* _Task description_
Each record is to be given again without alteration.

* _Saved entries_
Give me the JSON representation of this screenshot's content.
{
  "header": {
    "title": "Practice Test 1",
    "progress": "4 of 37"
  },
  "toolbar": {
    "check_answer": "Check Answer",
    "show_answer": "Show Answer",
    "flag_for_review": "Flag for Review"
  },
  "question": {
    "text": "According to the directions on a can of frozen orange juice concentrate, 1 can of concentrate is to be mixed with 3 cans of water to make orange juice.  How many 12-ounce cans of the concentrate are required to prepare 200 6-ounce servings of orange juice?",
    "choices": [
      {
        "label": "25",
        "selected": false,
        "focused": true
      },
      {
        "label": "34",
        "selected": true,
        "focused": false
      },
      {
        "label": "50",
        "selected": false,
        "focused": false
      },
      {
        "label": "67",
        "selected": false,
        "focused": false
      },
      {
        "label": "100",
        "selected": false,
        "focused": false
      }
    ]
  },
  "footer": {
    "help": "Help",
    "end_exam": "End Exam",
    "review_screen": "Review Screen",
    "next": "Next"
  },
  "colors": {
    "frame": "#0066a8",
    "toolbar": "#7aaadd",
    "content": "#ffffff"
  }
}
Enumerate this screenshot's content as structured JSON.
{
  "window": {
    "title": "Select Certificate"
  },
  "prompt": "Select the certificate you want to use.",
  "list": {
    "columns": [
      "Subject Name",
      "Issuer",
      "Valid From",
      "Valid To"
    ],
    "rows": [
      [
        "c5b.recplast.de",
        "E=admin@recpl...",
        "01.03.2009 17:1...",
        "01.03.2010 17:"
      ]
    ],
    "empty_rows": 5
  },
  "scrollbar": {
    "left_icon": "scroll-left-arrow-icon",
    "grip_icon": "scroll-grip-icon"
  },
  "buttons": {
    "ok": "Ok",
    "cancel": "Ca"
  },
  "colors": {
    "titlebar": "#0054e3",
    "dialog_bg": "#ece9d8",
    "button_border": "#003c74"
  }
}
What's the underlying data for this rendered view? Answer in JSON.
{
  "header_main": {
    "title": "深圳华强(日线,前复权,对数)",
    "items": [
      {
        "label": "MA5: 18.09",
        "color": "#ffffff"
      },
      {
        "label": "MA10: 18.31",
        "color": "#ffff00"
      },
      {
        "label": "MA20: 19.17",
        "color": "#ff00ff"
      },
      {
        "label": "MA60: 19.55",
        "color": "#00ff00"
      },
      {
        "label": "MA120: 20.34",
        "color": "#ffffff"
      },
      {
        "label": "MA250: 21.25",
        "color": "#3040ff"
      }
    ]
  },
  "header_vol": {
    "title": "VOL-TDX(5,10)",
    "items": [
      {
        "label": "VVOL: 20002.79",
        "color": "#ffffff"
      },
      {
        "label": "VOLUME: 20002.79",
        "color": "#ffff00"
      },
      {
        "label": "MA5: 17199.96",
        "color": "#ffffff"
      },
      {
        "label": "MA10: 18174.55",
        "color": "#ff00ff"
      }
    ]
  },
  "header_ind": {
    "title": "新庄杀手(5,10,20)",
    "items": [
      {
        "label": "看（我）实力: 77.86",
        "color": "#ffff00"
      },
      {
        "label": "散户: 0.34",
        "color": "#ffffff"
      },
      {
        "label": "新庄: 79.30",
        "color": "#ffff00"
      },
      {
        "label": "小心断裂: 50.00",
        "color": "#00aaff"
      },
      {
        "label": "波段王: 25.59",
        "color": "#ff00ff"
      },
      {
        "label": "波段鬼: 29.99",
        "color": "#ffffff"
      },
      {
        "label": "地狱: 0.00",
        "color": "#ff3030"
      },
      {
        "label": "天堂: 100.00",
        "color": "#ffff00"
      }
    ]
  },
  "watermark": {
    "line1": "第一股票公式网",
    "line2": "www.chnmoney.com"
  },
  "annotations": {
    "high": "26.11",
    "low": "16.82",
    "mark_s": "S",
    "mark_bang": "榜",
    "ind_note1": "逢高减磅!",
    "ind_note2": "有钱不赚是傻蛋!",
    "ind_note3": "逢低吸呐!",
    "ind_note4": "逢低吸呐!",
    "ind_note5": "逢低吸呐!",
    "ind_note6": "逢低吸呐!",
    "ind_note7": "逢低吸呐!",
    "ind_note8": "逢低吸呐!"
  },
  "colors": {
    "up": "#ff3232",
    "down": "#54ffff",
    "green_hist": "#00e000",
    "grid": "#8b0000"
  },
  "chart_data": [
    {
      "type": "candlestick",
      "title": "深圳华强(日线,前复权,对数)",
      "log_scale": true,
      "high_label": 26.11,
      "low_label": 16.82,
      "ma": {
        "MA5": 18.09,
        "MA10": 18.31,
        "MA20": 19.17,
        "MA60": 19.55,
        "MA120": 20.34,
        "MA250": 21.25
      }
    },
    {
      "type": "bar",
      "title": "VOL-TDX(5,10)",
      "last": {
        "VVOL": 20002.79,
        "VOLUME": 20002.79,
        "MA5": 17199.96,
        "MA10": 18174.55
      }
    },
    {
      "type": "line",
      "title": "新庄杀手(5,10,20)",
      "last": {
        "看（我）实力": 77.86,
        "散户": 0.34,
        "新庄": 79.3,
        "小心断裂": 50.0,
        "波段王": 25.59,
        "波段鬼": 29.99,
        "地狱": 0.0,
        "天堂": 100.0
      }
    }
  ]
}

* _Solution to this exercise_
Give me the JSON representation of this screenshot's content.
{
  "header": {
    "title": "Practice Test 1",
    "progress": "4 of 37"
  },
  "toolbar": {
    "check_answer": "Check Answer",
    "show_answer": "Show Answer",
    "flag_for_review": "Flag for Review"
  },
  "question": {
    "text": "According to the directions on a can of frozen orange juice concentrate, 1 can of concentrate is to be mixed with 3 cans of water to make orange juice.  How many 12-ounce cans of the concentrate are required to prepare 200 6-ounce servings of orange juice?",
    "choices": [
      {
        "label": "25",
        "selected": false,
        "focused": true
      },
      {
        "label": "34",
        "selected": true,
        "focused": false
      },
      {
        "label": "50",
        "selected": false,
        "focused": false
      },
      {
        "label": "67",
        "selected": false,
        "focused": false
      },
      {
        "label": "100",
        "selected": false,
        "focused": false
      }
    ]
  },
  "footer": {
    "help": "Help",
    "end_exam": "End Exam",
    "review_screen": "Review Screen",
    "next": "Next"
  },
  "colors": {
    "frame": "#0066a8",
    "toolbar": "#7aaadd",
    "content": "#ffffff"
  }
}
Enumerate this screenshot's content as structured JSON.
{
  "window": {
    "title": "Select Certificate"
  },
  "prompt": "Select the certificate you want to use.",
  "list": {
    "columns": [
      "Subject Name",
      "Issuer",
      "Valid From",
      "Valid To"
    ],
    "rows": [
      [
        "c5b.recplast.de",
        "E=admin@recpl...",
        "01.03.2009 17:1...",
        "01.03.2010 17:"
      ]
    ],
    "empty_rows": 5
  },
  "scrollbar": {
    "left_icon": "scroll-left-arrow-icon",
    "grip_icon": "scroll-grip-icon"
  },
  "buttons": {
    "ok": "Ok",
    "cancel": "Ca"
  },
  "colors": {
    "titlebar": "#0054e3",
    "dialog_bg": "#ece9d8",
    "button_border": "#003c74"
  }
}
What's the underlying data for this rendered view? Answer in JSON.
{
  "header_main": {
    "title": "深圳华强(日线,前复权,对数)",
    "items": [
      {
        "label": "MA5: 18.09",
        "color": "#ffffff"
      },
      {
        "label": "MA10: 18.31",
        "color": "#ffff00"
      },
      {
        "label": "MA20: 19.17",
        "color": "#ff00ff"
      },
      {
        "label": "MA60: 19.55",
        "color": "#00ff00"
      },
      {
        "label": "MA120: 20.34",
        "color": "#ffffff"
      },
      {
        "label": "MA250: 21.25",
        "color": "#3040ff"
      }
    ]
  },
  "header_vol": {
    "title": "VOL-TDX(5,10)",
    "items": [
      {
        "label": "VVOL: 20002.79",
        "color": "#ffffff"
      },
      {
        "label": "VOLUME: 20002.79",
        "color": "#ffff00"
      },
      {
        "label": "MA5: 17199.96",
        "color": "#ffffff"
      },
      {
        "label": "MA10: 18174.55",
        "color": "#ff00ff"
      }
    ]
  },
  "header_ind": {
    "title": "新庄杀手(5,10,20)",
    "items": [
      {
        "label": "看（我）实力: 77.86",
        "color": "#ffff00"
      },
      {
        "label": "散户: 0.34",
        "color": "#ffffff"
      },
      {
        "label": "新庄: 79.30",
        "color": "#ffff00"
      },
      {
        "label": "小心断裂: 50.00",
        "color": "#00aaff"
      },
      {
        "label": "波段王: 25.59",
        "color": "#ff00ff"
      },
      {
        "label": "波段鬼: 29.99",
        "color": "#ffffff"
      },
      {
        "label": "地狱: 0.00",
        "color": "#ff3030"
      },
      {
        "label": "天堂: 100.00",
        "color": "#ffff00"
      }
    ]
  },
  "watermark": {
    "line1": "第一股票公式网",
    "line2": "www.chnmoney.com"
  },
  "annotations": {
    "high": "26.11",
    "low": "16.82",
    "mark_s": "S",
    "mark_bang": "榜",
    "ind_note1": "逢高减磅!",
    "ind_note2": "有钱不赚是傻蛋!",
    "ind_note3": "逢低吸呐!",
    "ind_note4": "逢低吸呐!",
    "ind_note5": "逢低吸呐!",
    "ind_note6": "逢低吸呐!",
    "ind_note7": "逢低吸呐!",
    "ind_note8": "逢低吸呐!"
  },
  "colors": {
    "up": "#ff3232",
    "down": "#54ffff",
    "green_hist": "#00e000",
    "grid": "#8b0000"
  },
  "chart_data": [
    {
      "type": "candlestick",
      "title": "深圳华强(日线,前复权,对数)",
      "log_scale": true,
      "high_label": 26.11,
      "low_label": 16.82,
      "ma": {
        "MA5": 18.09,
        "MA10": 18.31,
        "MA20": 19.17,
        "MA60": 19.55,
        "MA120": 20.34,
        "MA250": 21.25
      }
    },
    {
      "type": "bar",
      "title": "VOL-TDX(5,10)",
      "last": {
        "VVOL": 20002.79,
        "VOLUME": 20002.79,
        "MA5": 17199.96,
        "MA10": 18174.55
      }
    },
    {
      "type": "line",
      "title": "新庄杀手(5,10,20)",
      "last": {
        "看（我）实力": 77.86,
        "散户": 0.34,
        "新庄": 79.3,
        "小心断裂": 50.0,
        "波段王": 25.59,
        "波段鬼": 29.99,
        "地狱": 0.0,
        "天堂": 100.0
      }
    }
  ]
}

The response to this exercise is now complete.